#### [WORK TO COMPLETE]
For each line of the data below, copy it if it holds the word "Accumulator".

:::

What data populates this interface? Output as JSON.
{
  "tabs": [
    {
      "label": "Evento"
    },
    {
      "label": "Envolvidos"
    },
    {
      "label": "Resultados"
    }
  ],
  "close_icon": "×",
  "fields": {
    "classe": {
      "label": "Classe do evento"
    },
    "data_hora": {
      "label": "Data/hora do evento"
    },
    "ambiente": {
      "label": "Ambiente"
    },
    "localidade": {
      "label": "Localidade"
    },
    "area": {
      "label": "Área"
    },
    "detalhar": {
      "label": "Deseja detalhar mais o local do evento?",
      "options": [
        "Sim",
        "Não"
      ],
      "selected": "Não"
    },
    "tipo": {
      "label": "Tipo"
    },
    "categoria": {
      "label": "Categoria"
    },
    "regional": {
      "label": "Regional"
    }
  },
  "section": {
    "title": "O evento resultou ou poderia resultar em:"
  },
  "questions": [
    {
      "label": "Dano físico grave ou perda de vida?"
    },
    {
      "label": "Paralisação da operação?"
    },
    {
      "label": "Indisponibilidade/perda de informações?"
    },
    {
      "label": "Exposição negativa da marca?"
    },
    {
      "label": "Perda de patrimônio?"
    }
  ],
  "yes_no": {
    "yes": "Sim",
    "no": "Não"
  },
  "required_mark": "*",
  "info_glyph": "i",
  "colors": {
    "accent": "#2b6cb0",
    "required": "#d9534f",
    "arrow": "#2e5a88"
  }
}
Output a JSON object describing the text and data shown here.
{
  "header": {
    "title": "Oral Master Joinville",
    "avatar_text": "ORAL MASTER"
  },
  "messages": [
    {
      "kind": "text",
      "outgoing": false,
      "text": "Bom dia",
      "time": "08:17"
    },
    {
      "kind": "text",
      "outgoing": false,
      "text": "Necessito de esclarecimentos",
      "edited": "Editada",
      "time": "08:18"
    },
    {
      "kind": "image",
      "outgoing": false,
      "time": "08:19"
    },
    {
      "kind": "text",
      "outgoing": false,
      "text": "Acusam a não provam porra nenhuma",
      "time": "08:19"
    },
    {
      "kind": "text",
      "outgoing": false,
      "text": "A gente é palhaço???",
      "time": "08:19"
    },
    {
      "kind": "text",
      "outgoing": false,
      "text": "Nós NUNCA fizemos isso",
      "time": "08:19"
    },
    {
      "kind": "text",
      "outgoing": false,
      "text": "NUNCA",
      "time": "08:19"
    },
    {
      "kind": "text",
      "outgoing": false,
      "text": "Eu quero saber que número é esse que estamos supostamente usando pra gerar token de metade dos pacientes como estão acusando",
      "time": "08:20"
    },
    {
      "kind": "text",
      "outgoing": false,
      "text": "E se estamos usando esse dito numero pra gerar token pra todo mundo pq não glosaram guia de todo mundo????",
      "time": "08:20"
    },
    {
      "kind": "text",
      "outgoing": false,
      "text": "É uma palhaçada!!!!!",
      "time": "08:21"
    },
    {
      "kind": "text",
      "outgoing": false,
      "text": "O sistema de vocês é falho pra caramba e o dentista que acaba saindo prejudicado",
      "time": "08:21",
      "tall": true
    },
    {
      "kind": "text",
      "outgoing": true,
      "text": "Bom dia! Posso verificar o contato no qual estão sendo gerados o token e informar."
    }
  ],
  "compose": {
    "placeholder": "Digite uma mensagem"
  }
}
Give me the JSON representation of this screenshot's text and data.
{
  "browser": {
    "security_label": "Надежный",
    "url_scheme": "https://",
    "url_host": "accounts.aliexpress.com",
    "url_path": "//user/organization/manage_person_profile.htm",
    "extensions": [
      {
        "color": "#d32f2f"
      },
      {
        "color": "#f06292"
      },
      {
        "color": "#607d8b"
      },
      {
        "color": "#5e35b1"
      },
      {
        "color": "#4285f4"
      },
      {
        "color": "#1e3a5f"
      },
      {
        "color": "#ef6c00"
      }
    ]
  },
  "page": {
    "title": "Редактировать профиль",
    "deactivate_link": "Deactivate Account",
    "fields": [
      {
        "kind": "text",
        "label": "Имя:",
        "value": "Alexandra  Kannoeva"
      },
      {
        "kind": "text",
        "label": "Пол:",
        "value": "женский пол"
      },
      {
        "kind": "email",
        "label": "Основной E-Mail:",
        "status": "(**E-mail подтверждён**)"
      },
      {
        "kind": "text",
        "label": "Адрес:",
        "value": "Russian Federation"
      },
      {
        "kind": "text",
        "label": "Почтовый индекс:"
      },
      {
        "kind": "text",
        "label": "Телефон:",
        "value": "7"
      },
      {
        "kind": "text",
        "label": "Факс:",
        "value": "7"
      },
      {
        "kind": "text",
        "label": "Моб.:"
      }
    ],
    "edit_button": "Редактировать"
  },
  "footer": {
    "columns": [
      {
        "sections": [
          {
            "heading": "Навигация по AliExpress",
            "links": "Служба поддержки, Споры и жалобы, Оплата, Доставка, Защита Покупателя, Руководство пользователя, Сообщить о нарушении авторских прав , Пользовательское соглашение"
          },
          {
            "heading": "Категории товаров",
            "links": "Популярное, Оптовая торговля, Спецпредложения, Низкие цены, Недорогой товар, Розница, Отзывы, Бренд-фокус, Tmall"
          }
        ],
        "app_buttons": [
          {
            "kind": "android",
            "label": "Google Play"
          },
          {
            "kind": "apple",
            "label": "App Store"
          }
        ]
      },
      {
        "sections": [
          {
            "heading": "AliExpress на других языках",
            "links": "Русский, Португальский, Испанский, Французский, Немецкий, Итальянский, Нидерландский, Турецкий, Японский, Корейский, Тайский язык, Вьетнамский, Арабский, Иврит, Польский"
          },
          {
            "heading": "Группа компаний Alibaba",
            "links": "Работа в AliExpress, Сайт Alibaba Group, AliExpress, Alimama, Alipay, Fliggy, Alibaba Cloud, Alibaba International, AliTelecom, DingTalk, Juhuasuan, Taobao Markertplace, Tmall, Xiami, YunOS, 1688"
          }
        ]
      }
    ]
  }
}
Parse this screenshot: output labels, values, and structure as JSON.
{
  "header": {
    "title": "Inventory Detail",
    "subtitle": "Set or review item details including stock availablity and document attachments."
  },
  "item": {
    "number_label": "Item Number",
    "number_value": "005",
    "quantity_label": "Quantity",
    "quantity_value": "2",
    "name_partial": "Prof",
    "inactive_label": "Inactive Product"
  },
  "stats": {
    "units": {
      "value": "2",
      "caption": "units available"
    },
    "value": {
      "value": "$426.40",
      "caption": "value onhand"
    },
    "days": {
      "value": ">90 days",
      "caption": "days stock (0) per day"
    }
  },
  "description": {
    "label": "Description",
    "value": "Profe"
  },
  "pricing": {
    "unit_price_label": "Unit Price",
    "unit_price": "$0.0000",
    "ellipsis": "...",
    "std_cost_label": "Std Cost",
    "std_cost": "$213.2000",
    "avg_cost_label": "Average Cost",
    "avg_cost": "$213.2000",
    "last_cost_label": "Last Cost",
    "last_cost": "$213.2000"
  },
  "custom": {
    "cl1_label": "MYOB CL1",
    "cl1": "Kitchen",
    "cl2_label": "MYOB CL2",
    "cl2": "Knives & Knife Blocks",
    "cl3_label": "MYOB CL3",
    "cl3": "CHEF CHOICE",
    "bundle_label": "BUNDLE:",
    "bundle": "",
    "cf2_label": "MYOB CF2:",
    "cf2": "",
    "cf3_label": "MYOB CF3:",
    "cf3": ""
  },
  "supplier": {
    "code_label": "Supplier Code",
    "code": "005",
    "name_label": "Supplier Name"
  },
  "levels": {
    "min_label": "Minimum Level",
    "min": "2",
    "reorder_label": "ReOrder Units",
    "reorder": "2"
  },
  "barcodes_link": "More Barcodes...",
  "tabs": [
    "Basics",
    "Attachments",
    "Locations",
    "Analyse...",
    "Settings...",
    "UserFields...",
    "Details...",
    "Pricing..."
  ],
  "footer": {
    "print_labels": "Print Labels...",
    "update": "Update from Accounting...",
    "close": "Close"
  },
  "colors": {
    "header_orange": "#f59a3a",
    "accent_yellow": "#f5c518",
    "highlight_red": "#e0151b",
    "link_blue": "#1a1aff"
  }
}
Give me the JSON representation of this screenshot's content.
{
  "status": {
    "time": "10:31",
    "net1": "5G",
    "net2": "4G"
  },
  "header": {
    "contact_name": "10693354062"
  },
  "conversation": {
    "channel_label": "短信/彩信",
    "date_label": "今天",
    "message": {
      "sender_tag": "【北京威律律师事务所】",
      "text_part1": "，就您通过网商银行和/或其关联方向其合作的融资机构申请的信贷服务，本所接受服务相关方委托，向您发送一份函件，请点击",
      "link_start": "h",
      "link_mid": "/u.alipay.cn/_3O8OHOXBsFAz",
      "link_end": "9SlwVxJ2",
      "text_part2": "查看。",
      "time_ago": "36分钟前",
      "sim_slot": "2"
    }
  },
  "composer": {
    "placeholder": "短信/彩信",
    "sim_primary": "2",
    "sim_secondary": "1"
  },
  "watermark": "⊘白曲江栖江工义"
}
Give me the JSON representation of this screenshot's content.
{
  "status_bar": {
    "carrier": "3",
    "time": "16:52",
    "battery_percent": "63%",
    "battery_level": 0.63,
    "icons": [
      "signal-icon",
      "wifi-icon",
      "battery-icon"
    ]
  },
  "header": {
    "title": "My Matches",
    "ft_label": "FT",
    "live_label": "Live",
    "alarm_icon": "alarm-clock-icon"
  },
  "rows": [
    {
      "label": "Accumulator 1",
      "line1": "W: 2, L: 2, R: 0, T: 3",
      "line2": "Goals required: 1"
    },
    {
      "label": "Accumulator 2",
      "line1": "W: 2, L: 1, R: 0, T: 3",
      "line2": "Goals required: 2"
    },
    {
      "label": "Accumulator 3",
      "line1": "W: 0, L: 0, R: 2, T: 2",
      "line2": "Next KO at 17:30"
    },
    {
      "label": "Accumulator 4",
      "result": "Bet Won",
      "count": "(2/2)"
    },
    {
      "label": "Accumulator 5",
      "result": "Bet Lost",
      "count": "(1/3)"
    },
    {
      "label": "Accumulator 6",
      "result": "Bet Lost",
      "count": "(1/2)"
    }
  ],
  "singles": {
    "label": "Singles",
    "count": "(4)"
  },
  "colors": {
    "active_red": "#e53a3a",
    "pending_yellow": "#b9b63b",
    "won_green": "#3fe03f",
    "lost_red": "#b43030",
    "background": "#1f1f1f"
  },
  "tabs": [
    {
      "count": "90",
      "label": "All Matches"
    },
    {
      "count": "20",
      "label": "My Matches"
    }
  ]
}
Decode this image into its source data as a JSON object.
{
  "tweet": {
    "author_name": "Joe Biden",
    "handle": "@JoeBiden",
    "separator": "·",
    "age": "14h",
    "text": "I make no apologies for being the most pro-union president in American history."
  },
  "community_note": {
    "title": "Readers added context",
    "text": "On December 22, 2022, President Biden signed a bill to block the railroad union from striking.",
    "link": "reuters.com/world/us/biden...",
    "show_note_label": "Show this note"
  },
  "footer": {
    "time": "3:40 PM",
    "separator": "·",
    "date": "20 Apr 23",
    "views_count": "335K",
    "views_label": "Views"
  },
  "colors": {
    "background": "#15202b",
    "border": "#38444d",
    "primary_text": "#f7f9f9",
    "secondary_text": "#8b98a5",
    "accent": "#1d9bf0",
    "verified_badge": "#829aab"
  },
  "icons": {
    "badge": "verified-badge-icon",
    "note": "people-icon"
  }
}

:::

#### [EXPECTED ANSWER]
      "label": "Accumulator 1",
      "label": "Accumulator 2",
      "label": "Accumulator 3",
      "label": "Accumulator 4",
      "label": "Accumulator 5",
      "label": "Accumulator 6",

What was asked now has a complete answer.